It wasn’t that long ago that the average price of gas fell below $3 a gallon. With the average price nationwide now standing at at $2.53 per gallon, it should come as no surprise that thirteen states have gas stations selling for less than $2, at least in some areas. The US is enjoying a holiday season reprieve from high prices seen as little as 6 months ago. As a nation, we have not seen prices this low since October 2009.
Oklahoma, Louisiana and Ohio have stations that are selling gas at $1.90 a gallon. With all the holiday driving that many people do, most people are actually smiling as they fill up their tanks. There are ten additional states that have prices lower than the two dollar mark as well – Alabama, Arizona, Colorado, Indiana, Mississippi, Missouri, Nebraska, New Mexico, Texas and Virginia. Missouri is the state with the lowest average price overall at $2.25. AAA reported some states have only one or two stations with prices this low, but that’s all it takes for other stations to follow to continue a trend.

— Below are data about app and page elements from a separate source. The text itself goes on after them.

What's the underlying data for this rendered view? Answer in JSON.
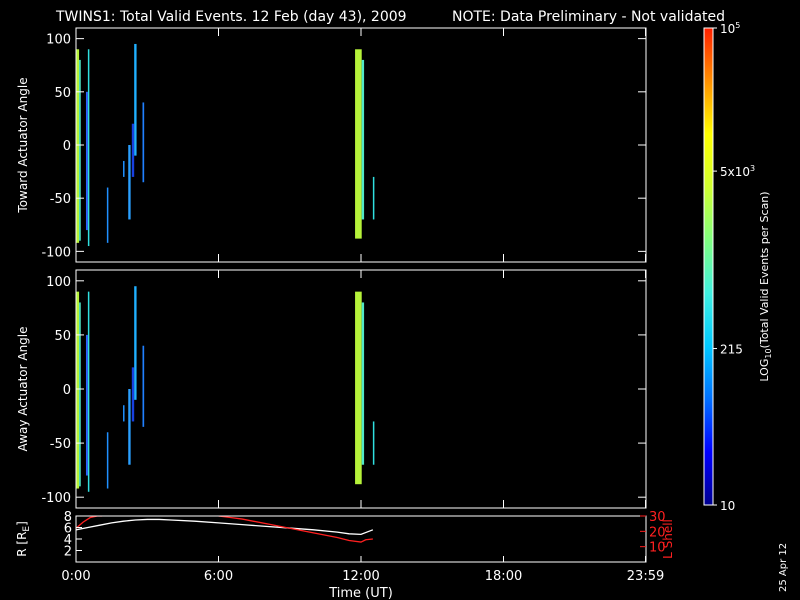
{
  "header": {
    "title": "TWINS1: Total Valid Events. 12 Feb (day  43), 2009",
    "note": "NOTE: Data Preliminary - Not validated",
    "note_color": "#ff2020"
  },
  "footer": {
    "date_stamp": "25 Apr 12"
  },
  "chart_data": [
    {
      "type": "heatmap",
      "name": "toward",
      "ylabel": "Toward Actuator Angle",
      "ylim": [
        -110,
        110
      ],
      "xlim": [
        0,
        24
      ],
      "yticks": [
        -100,
        -50,
        0,
        50,
        100
      ],
      "bars": [
        {
          "x0": 0.0,
          "x1": 0.13,
          "y0": -92,
          "y1": 90,
          "color": "#b6f23a"
        },
        {
          "x0": 0.13,
          "x1": 0.2,
          "y0": -90,
          "y1": 80,
          "color": "#50e8c8"
        },
        {
          "x0": 0.42,
          "x1": 0.5,
          "y0": -80,
          "y1": 50,
          "color": "#3060ff"
        },
        {
          "x0": 0.5,
          "x1": 0.55,
          "y0": -95,
          "y1": 90,
          "color": "#30e0e0"
        },
        {
          "x0": 1.3,
          "x1": 1.36,
          "y0": -92,
          "y1": -40,
          "color": "#2090ff"
        },
        {
          "x0": 1.98,
          "x1": 2.04,
          "y0": -30,
          "y1": -15,
          "color": "#2090ff"
        },
        {
          "x0": 2.2,
          "x1": 2.3,
          "y0": -70,
          "y1": 0,
          "color": "#2aa0ff"
        },
        {
          "x0": 2.35,
          "x1": 2.45,
          "y0": -30,
          "y1": 20,
          "color": "#1840e0"
        },
        {
          "x0": 2.45,
          "x1": 2.55,
          "y0": -10,
          "y1": 95,
          "color": "#20b0ff"
        },
        {
          "x0": 2.8,
          "x1": 2.87,
          "y0": -35,
          "y1": 40,
          "color": "#2080ff"
        },
        {
          "x0": 11.75,
          "x1": 12.03,
          "y0": -88,
          "y1": 90,
          "color": "#b6f23a"
        },
        {
          "x0": 12.03,
          "x1": 12.13,
          "y0": -70,
          "y1": 80,
          "color": "#50e8c8"
        },
        {
          "x0": 12.5,
          "x1": 12.56,
          "y0": -70,
          "y1": -30,
          "color": "#30e0e0"
        }
      ]
    },
    {
      "type": "heatmap",
      "name": "away",
      "ylabel": "Away Actuator Angle",
      "ylim": [
        -110,
        110
      ],
      "xlim": [
        0,
        24
      ],
      "yticks": [
        -100,
        -50,
        0,
        50,
        100
      ],
      "bars": [
        {
          "x0": 0.0,
          "x1": 0.13,
          "y0": -92,
          "y1": 90,
          "color": "#b6f23a"
        },
        {
          "x0": 0.13,
          "x1": 0.2,
          "y0": -90,
          "y1": 80,
          "color": "#50e8c8"
        },
        {
          "x0": 0.42,
          "x1": 0.5,
          "y0": -80,
          "y1": 50,
          "color": "#3060ff"
        },
        {
          "x0": 0.5,
          "x1": 0.55,
          "y0": -95,
          "y1": 90,
          "color": "#30e0e0"
        },
        {
          "x0": 1.3,
          "x1": 1.36,
          "y0": -92,
          "y1": -40,
          "color": "#2090ff"
        },
        {
          "x0": 1.98,
          "x1": 2.04,
          "y0": -30,
          "y1": -15,
          "color": "#2090ff"
        },
        {
          "x0": 2.2,
          "x1": 2.3,
          "y0": -70,
          "y1": 0,
          "color": "#2aa0ff"
        },
        {
          "x0": 2.35,
          "x1": 2.45,
          "y0": -30,
          "y1": 20,
          "color": "#1840e0"
        },
        {
          "x0": 2.45,
          "x1": 2.55,
          "y0": -10,
          "y1": 95,
          "color": "#20b0ff"
        },
        {
          "x0": 2.8,
          "x1": 2.87,
          "y0": -35,
          "y1": 40,
          "color": "#2080ff"
        },
        {
          "x0": 11.75,
          "x1": 12.03,
          "y0": -88,
          "y1": 90,
          "color": "#b6f23a"
        },
        {
          "x0": 12.03,
          "x1": 12.13,
          "y0": -70,
          "y1": 80,
          "color": "#50e8c8"
        },
        {
          "x0": 12.5,
          "x1": 12.56,
          "y0": -70,
          "y1": -30,
          "color": "#30e0e0"
        }
      ]
    },
    {
      "type": "line",
      "name": "ephemeris",
      "ylabel": "R [R",
      "ylabel_sub": "E",
      "ylabel_close": "]",
      "ylim": [
        0,
        8
      ],
      "yticks": [
        2,
        4,
        6,
        8
      ],
      "ylabel_right": "L Shell",
      "ylim_right": [
        0,
        30
      ],
      "yticks_right": [
        10,
        20,
        30
      ],
      "right_color": "#ff2020",
      "xlim": [
        0,
        24
      ],
      "xticks": [
        0,
        6,
        12,
        18,
        23.98
      ],
      "xticklabels": [
        "0:00",
        "6:00",
        "12:00",
        "18:00",
        "23:59"
      ],
      "xlabel": "Time (UT)",
      "series": [
        {
          "axis": "left",
          "color": "#ffffff",
          "x": [
            0,
            0.5,
            1,
            1.5,
            2,
            2.5,
            3,
            3.5,
            4,
            5,
            6,
            7,
            8,
            9,
            10,
            11,
            11.5,
            12,
            12.5
          ],
          "y": [
            5.6,
            6.0,
            6.4,
            6.8,
            7.1,
            7.3,
            7.4,
            7.4,
            7.3,
            7.1,
            6.8,
            6.5,
            6.2,
            5.9,
            5.6,
            5.2,
            4.9,
            4.8,
            5.6
          ]
        },
        {
          "axis": "right",
          "color": "#ff2020",
          "x": [
            0,
            0.3,
            0.6,
            0.9,
            1.1
          ],
          "y": [
            22,
            26,
            29,
            30,
            30
          ]
        },
        {
          "axis": "right",
          "color": "#ff2020",
          "x": [
            6.0,
            6.5,
            7,
            8,
            9,
            10,
            11,
            11.5,
            12,
            12.2,
            12.5
          ],
          "y": [
            30,
            29,
            28,
            25,
            22,
            19,
            16,
            14,
            13,
            14.5,
            15
          ]
        }
      ]
    }
  ],
  "colorbar": {
    "label": "LOG",
    "label_sub": "10",
    "label_rest": "(Total Valid  Events per Scan)",
    "ticks": [
      {
        "frac": 0.0,
        "text": "10",
        "sup": ""
      },
      {
        "frac": 0.328,
        "text": "215",
        "sup": ""
      },
      {
        "frac": 0.7,
        "text": "5x10",
        "sup": "3"
      },
      {
        "frac": 1.0,
        "text": "10",
        "sup": "5"
      }
    ],
    "stops": [
      "#000090",
      "#0000ff",
      "#0070ff",
      "#00c8ff",
      "#40f0e0",
      "#80ff80",
      "#d0ff30",
      "#ffff00",
      "#ff9000",
      "#ff2000"
    ]
  }
}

The good news is these may not be the lowest prices we will see. Crude oil prices have dropped from $115 a barrel to under $58 a barrel. Three factors are causing the lack of demand for the supply. Saudi Arabia’s confidence in the market righting itself has caused them to refuse cutting back their production of crude oil. There is a slow down in construction and expansion in Europe and especially Asia, specifically China who has dominated a lot of the oil supply over the last decade. And last but not least – more fuel efficient cars that demand less gas have started to cause a small dent in how much the world uses in cars.
With it appearing there’s no stopping gas prices from continuing to fall, consumers are starting to spend more this holiday season. As retail spending rises, more jobs may be created to off-set the possible job losses from the United States shale oil production market.
The low prices also entice people to travel more, at least by car. It may not be the same for plane travel (at least not yet) as the falling oil prices have yet to yield lower plane ticket prices. If enough people opt for their cars, it may not be long before public pressure causes airlines to look at their pricing structures as well.
(Photo courtesy of KOMUnews)